Segment Start: Excerpted records
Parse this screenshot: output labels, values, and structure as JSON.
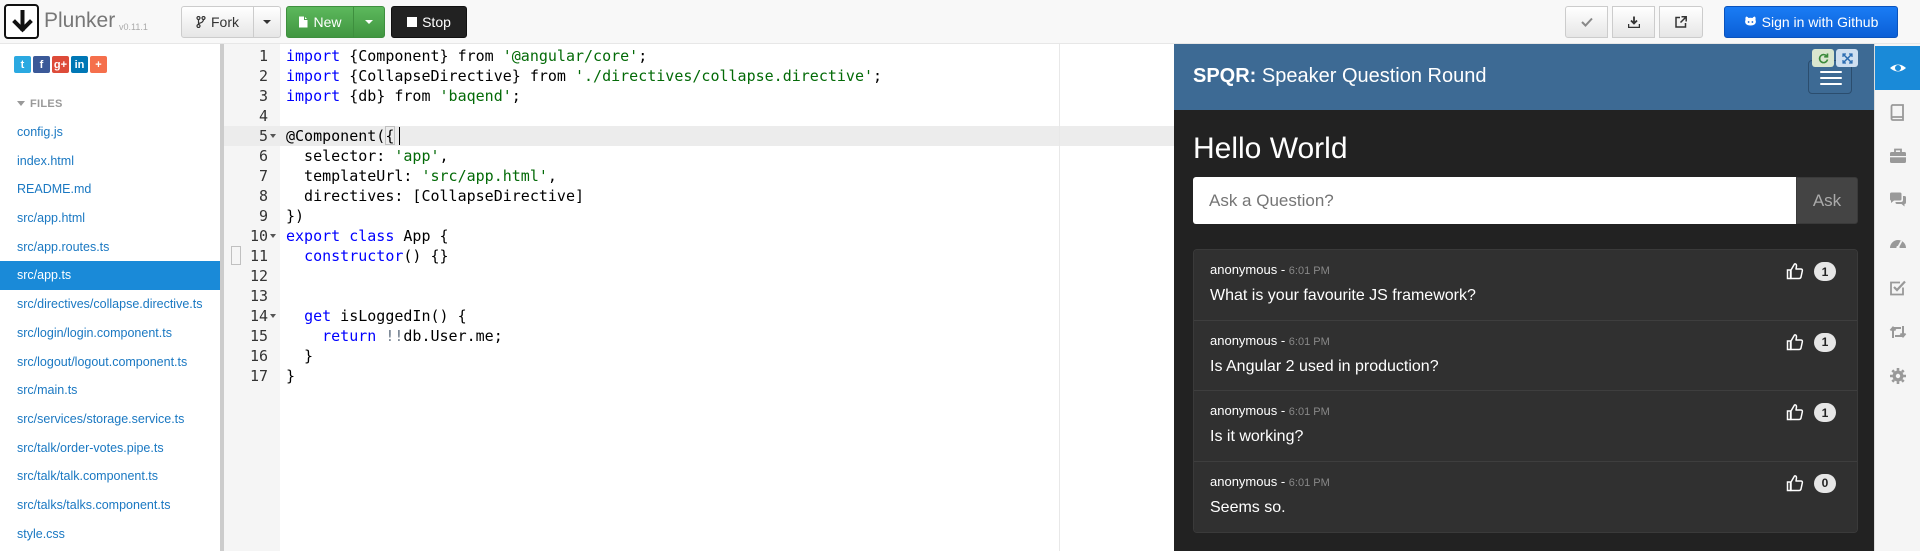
{
  "app": {
    "name": "Plunker",
    "version": "v0.11.1"
  },
  "toolbar": {
    "fork_label": "Fork",
    "new_label": "New",
    "stop_label": "Stop",
    "signin_label": "Sign in with Github"
  },
  "social": {
    "items": [
      {
        "icon": "twitter-icon",
        "glyph": "t",
        "color": "#2ba9e1"
      },
      {
        "icon": "facebook-icon",
        "glyph": "f",
        "color": "#3b5998"
      },
      {
        "icon": "google-plus-icon",
        "glyph": "g+",
        "color": "#dd4b39"
      },
      {
        "icon": "linkedin-icon",
        "glyph": "in",
        "color": "#0077b5"
      },
      {
        "icon": "share-plus-icon",
        "glyph": "+",
        "color": "#f56f4c"
      }
    ]
  },
  "files": {
    "header": "FILES",
    "items": [
      {
        "name": "config.js"
      },
      {
        "name": "index.html"
      },
      {
        "name": "README.md"
      },
      {
        "name": "src/app.html"
      },
      {
        "name": "src/app.routes.ts"
      },
      {
        "name": "src/app.ts",
        "active": true
      },
      {
        "name": "src/directives/collapse.directive.ts"
      },
      {
        "name": "src/login/login.component.ts"
      },
      {
        "name": "src/logout/logout.component.ts"
      },
      {
        "name": "src/main.ts"
      },
      {
        "name": "src/services/storage.service.ts"
      },
      {
        "name": "src/talk/order-votes.pipe.ts"
      },
      {
        "name": "src/talk/talk.component.ts"
      },
      {
        "name": "src/talks/talks.component.ts"
      },
      {
        "name": "style.css"
      }
    ]
  },
  "editor": {
    "active_line": 5,
    "fold_lines": [
      5,
      10,
      14
    ],
    "lines": [
      [
        [
          "k",
          "import"
        ],
        [
          "p",
          " {Component} from "
        ],
        [
          "s",
          "'@angular/core'"
        ],
        [
          "p",
          ";"
        ]
      ],
      [
        [
          "k",
          "import"
        ],
        [
          "p",
          " {CollapseDirective} from "
        ],
        [
          "s",
          "'./directives/collapse.directive'"
        ],
        [
          "p",
          ";"
        ]
      ],
      [
        [
          "k",
          "import"
        ],
        [
          "p",
          " {db} from "
        ],
        [
          "s",
          "'baqend'"
        ],
        [
          "p",
          ";"
        ]
      ],
      [],
      [
        [
          "p",
          "@Component({"
        ]
      ],
      [
        [
          "p",
          "  selector: "
        ],
        [
          "s",
          "'app'"
        ],
        [
          "p",
          ","
        ]
      ],
      [
        [
          "p",
          "  templateUrl: "
        ],
        [
          "s",
          "'src/app.html'"
        ],
        [
          "p",
          ","
        ]
      ],
      [
        [
          "p",
          "  directives: [CollapseDirective]"
        ]
      ],
      [
        [
          "p",
          "})"
        ]
      ],
      [
        [
          "k",
          "export"
        ],
        [
          "p",
          " "
        ],
        [
          "k",
          "class"
        ],
        [
          "p",
          " App {"
        ]
      ],
      [
        [
          "p",
          "  "
        ],
        [
          "k",
          "constructor"
        ],
        [
          "p",
          "() {}"
        ]
      ],
      [],
      [],
      [
        [
          "p",
          "  "
        ],
        [
          "k",
          "get"
        ],
        [
          "p",
          " isLoggedIn() {"
        ]
      ],
      [
        [
          "p",
          "    "
        ],
        [
          "k",
          "return"
        ],
        [
          "p",
          " "
        ],
        [
          "o",
          "!!"
        ],
        [
          "p",
          "db.User.me;"
        ]
      ],
      [
        [
          "p",
          "  }"
        ]
      ],
      [
        [
          "p",
          "}"
        ]
      ]
    ]
  },
  "preview": {
    "title_bold": "SPQR:",
    "title_rest": " Speaker Question Round",
    "heading": "Hello World",
    "ask_placeholder": "Ask a Question?",
    "ask_button": "Ask",
    "questions": [
      {
        "author": "anonymous",
        "time": "6:01 PM",
        "text": "What is your favourite JS framework?",
        "votes": 1
      },
      {
        "author": "anonymous",
        "time": "6:01 PM",
        "text": "Is Angular 2 used in production?",
        "votes": 1
      },
      {
        "author": "anonymous",
        "time": "6:01 PM",
        "text": "Is it working?",
        "votes": 1
      },
      {
        "author": "anonymous",
        "time": "6:01 PM",
        "text": "Seems so.",
        "votes": 0
      }
    ]
  },
  "right_bar": {
    "items": [
      {
        "icon": "eye-icon",
        "active": true
      },
      {
        "icon": "book-icon"
      },
      {
        "icon": "briefcase-icon"
      },
      {
        "icon": "comments-icon"
      },
      {
        "icon": "dashboard-icon"
      },
      {
        "icon": "checkbox-icon"
      },
      {
        "icon": "retweet-icon"
      },
      {
        "icon": "cog-icon"
      }
    ]
  },
  "colors": {
    "keyword": "#0000ff",
    "string": "#036a07",
    "operator": "#687687",
    "accent": "#1a8ad8",
    "preview_header": "#3d6a94"
  }
}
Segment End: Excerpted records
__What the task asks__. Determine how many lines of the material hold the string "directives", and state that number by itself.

__Task answer__. 3